Do sulfate reducing bacteria ingest their sulfate as solid, or liquid or gas?

I understand that almost all forms of sulfate are solid.. and sulfate can be dissolved in water(thus no longer solid, but liquid).

So, do sulfate reducing bacteria ingest sulfate in its solid form, or do they require it to be dissolved in water?

A similar question in fact, for nitrifying bacteria, though if that's complex I might make it a separate question.

Also, even though it's respiration(which tends to be associated either with the breathing process - in the case of physiological respiration, or with having breathed prior - in the case of cellular respiration), here it's not using a gas.
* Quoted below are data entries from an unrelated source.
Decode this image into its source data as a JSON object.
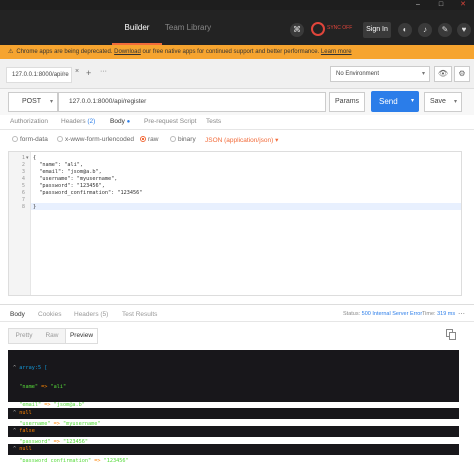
{
  "window": {
    "controls": [
      "–",
      "□",
      "✕"
    ]
  },
  "topbar": {
    "tabs": [
      {
        "label": "Builder",
        "active": true
      },
      {
        "label": "Team Library",
        "active": false
      }
    ],
    "sync_label": "SYNC OFF",
    "signin_label": "Sign In"
  },
  "warning": {
    "text": "Chrome apps are being deprecated. ",
    "link1": "Download",
    "text2": " our free native apps for continued support and better performance. ",
    "link2": "Learn more"
  },
  "request_tab": {
    "label": "127.0.0.1:8000/api/re",
    "close": "×",
    "add": "+",
    "more": "···"
  },
  "environment": {
    "selected": "No Environment"
  },
  "request": {
    "method": "POST",
    "url": "127.0.0.1:8000/api/register",
    "params_label": "Params",
    "send_label": "Send",
    "save_label": "Save"
  },
  "request_tabs": [
    {
      "label": "Authorization",
      "active": false
    },
    {
      "label": "Headers",
      "count": "(2)",
      "active": false
    },
    {
      "label": "Body",
      "active": true
    },
    {
      "label": "Pre-request Script",
      "active": false
    },
    {
      "label": "Tests",
      "active": false
    }
  ],
  "body_types": [
    {
      "label": "form-data",
      "checked": false
    },
    {
      "label": "x-www-form-urlencoded",
      "checked": false
    },
    {
      "label": "raw",
      "checked": true
    },
    {
      "label": "binary",
      "checked": false
    }
  ],
  "content_type": "JSON (application/json)",
  "editor": {
    "line_numbers": [
      "1",
      "2",
      "3",
      "4",
      "5",
      "6",
      "7",
      "8"
    ],
    "lines": [
      "{",
      "  \"name\": \"ali\",",
      "  \"email\": \"jsom@a.b\",",
      "  \"username\": \"myusername\",",
      "  \"password\": \"123456\",",
      "  \"password_confirmation\": \"123456\"",
      "",
      "}"
    ]
  },
  "response_tabs": [
    {
      "label": "Body",
      "active": true
    },
    {
      "label": "Cookies",
      "active": false
    },
    {
      "label": "Headers",
      "count": "(5)",
      "active": false
    },
    {
      "label": "Test Results",
      "active": false
    }
  ],
  "status": {
    "label": "Status:",
    "value": "500 Internal Server Error"
  },
  "time": {
    "label": "Time:",
    "value": "319 ms"
  },
  "view_modes": [
    {
      "label": "Pretty",
      "active": false
    },
    {
      "label": "Raw",
      "active": false
    },
    {
      "label": "Preview",
      "active": true
    }
  ],
  "dump_array": {
    "header": "array:5 [",
    "entries": [
      {
        "key": "\"name\"",
        "value": "\"ali\""
      },
      {
        "key": "\"email\"",
        "value": "\"jsom@a.b\""
      },
      {
        "key": "\"username\"",
        "value": "\"myusername\""
      },
      {
        "key": "\"password\"",
        "value": "\"123456\""
      },
      {
        "key": "\"password_confirmation\"",
        "value": "\"123456\""
      }
    ],
    "footer": "]",
    "arrow": "=>"
  },
  "dumps": [
    "null",
    "false",
    "null"
  ],
  "colors": {
    "accent": "#f26b3a",
    "send_blue": "#2b7de9",
    "warning_bg": "#f6a42f",
    "dump_bg": "#18171b"
  }
}
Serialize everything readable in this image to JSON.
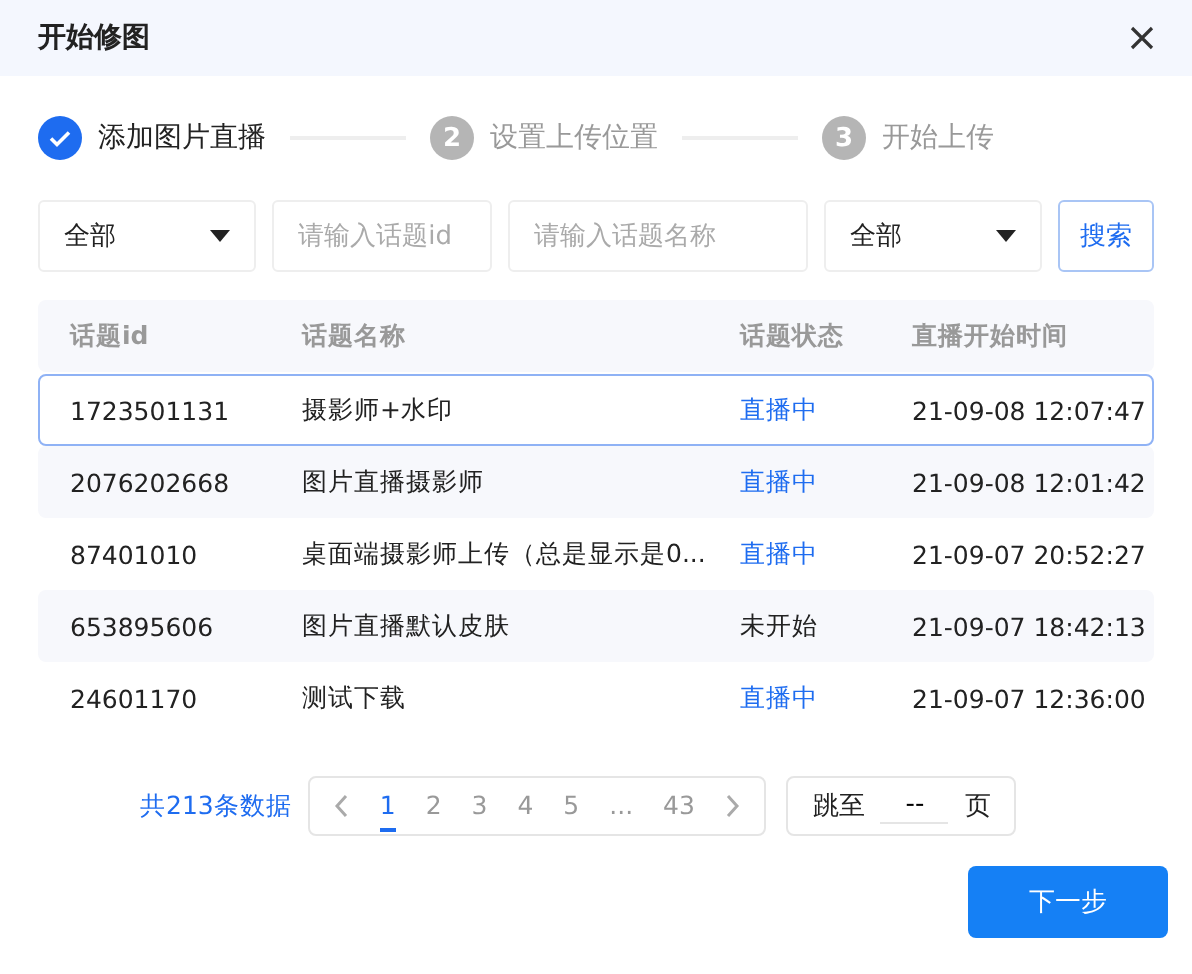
{
  "window": {
    "title": "开始修图"
  },
  "steps": [
    {
      "label": "添加图片直播",
      "completed": true
    },
    {
      "number": "2",
      "label": "设置上传位置",
      "completed": false
    },
    {
      "number": "3",
      "label": "开始上传",
      "completed": false
    }
  ],
  "filters": {
    "type_select": {
      "value": "全部"
    },
    "id_field": {
      "placeholder": "请输入话题id"
    },
    "name_field": {
      "placeholder": "请输入话题名称"
    },
    "status_select": {
      "value": "全部"
    },
    "search_button": "搜索"
  },
  "table": {
    "columns": [
      "话题id",
      "话题名称",
      "话题状态",
      "直播开始时间"
    ],
    "rows": [
      {
        "id": "1723501131",
        "name": "摄影师+水印",
        "status": "直播中",
        "live": true,
        "start": "21-09-08 12:07:47",
        "selected": true
      },
      {
        "id": "2076202668",
        "name": "图片直播摄影师",
        "status": "直播中",
        "live": true,
        "start": "21-09-08 12:01:42",
        "selected": false
      },
      {
        "id": "87401010",
        "name": "桌面端摄影师上传（总是显示是0...",
        "status": "直播中",
        "live": true,
        "start": "21-09-07 20:52:27",
        "selected": false
      },
      {
        "id": "653895606",
        "name": "图片直播默认皮肤",
        "status": "未开始",
        "live": false,
        "start": "21-09-07 18:42:13",
        "selected": false
      },
      {
        "id": "24601170",
        "name": "测试下载",
        "status": "直播中",
        "live": true,
        "start": "21-09-07 12:36:00",
        "selected": false
      }
    ]
  },
  "pagination": {
    "total": "共213条数据",
    "pages": [
      {
        "label": "1",
        "selected": true
      },
      {
        "label": "2",
        "selected": false
      },
      {
        "label": "3",
        "selected": false
      },
      {
        "label": "4",
        "selected": false
      },
      {
        "label": "5",
        "selected": false
      },
      {
        "label": "...",
        "selected": false
      },
      {
        "label": "43",
        "selected": false
      }
    ],
    "jump_label": "跳至",
    "jump_value": "--",
    "jump_suffix": "页"
  },
  "next_button": "下一步"
}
So i'm curious if biologists ever use the word "breathing" for such a process. wikipedia for example, says https://en.wikipedia.org/wiki/Sulfate-reducing_bacteria " In a sense, these organisms "breathe" sulfate.." I wonder if biologists use the term 'breath' in such a general sense(to include consuming a substance dissolved in water), or only in a specific sense of gas or air, or if they don't use the term 'breath' at all. So, how strictly is the term breath defined in biology.


1 Answer 1


Sulfates in water would not be liquid. Their melting points are far to high. When a sulfate dissolves into sulfate ions and some cation such as potassium, we say it is solvated, not liquid. Sulfates would also not be present as gasses due to their ionic nature as well as high molecular weights. So that leaves solvated sulfate ions and solid sulfates that have not completely dissolved.

To be ingested in bulk as a solid would require endocytosis which is not performed by prokaryotes: http://faculty.ccbcmd.edu/courses/bio141/lecguide/unit1/proeu/proeu.html

Further research indicates sulfate, as ions, enters the cell through permeases: http://citeseerx.ist.psu.edu/viewdoc/download?doi=

Edit: Here's some files to help with the idea of how ions and other molecules enter cells. Again, bacteria do not engulf substances whole, in the process of endocytosis, such as eukaryotes are capable of. Here is an image of a nitrate ion within a transport protein. Only a few amino acids of the protein are shown here, the actual protein is much larger and spans across the entire membrane creating a channel for the ion to enter. http://www.rcsb.org/pdb/ngl/ngl.do?pdbid=4U4W&preset=ligandInteraction&sele=[NO3]

Here's another channel, aquaporin, which allows transport of water across the membrane. http://pdb101.rcsb.org/motm/173 The top left image shows the channel in the protein leading to the interior. The third image down shows the interaction between the water and the amino acids (backbones only are shown) which facilitate the water's passage.

  • $\begingroup$ what about salt.. when it breaks into Na and Cl, ions, are they also still solid? also I heard that most sulfate is solid but "dihydrogen sulfate" is a liquid, is that wrong? $\endgroup$
    – barlop
    Feb 5, 2017 at 18:05
  • $\begingroup$ @barlop. No. Solids are formed when the particles have close neighbors that have fixed positions relative to one another. When in water, most ionic substances, such as table salt, have their ions pulled apart from one another by attractions to the water molecules. Sulfate ions, being negative, will be surrounded by the partial positive charges on surrounding water molecules. This allows them to be delivered one at a time to the proteins, permeases in the case, that transport them into the cell $\endgroup$
    – bpedit
    Feb 5, 2017 at 18:28
  • $\begingroup$ is it the same situation with nitrifying bacteria - the bacteria can consume small amounts of solid nitrate, and larger amounts of solvated nitrate? Also in the case of a tiny bit of solid nitrate(not dissolved), does it need to be in water for the bacteria to accept it, or can it accept it dry? $\endgroup$
    – barlop
    Feb 5, 2017 at 20:18
  • $\begingroup$ @barlop. I suspect the presence of a certain amount of water is essential. Even if most of the neighboring nitrate is in solid form, the nitrate ions would have to be peeled away as solvated ions before interacting with the prpteins that transport them into the bacteria. ncbi.nlm.nih.gov/pubmed/11289303 $\endgroup$
    – bpedit
    Feb 5, 2017 at 21:18
  • $\begingroup$ can you comment on the use of the term breathing (see last paragraph of my question) $\endgroup$
    – barlop
    Feb 6, 2017 at 4:01

Your Answer

By clicking “Post Your Answer”, you agree to our terms of service, privacy policy and cookie policy

Not the answer you're looking for? Browse other questions tagged or ask your own question.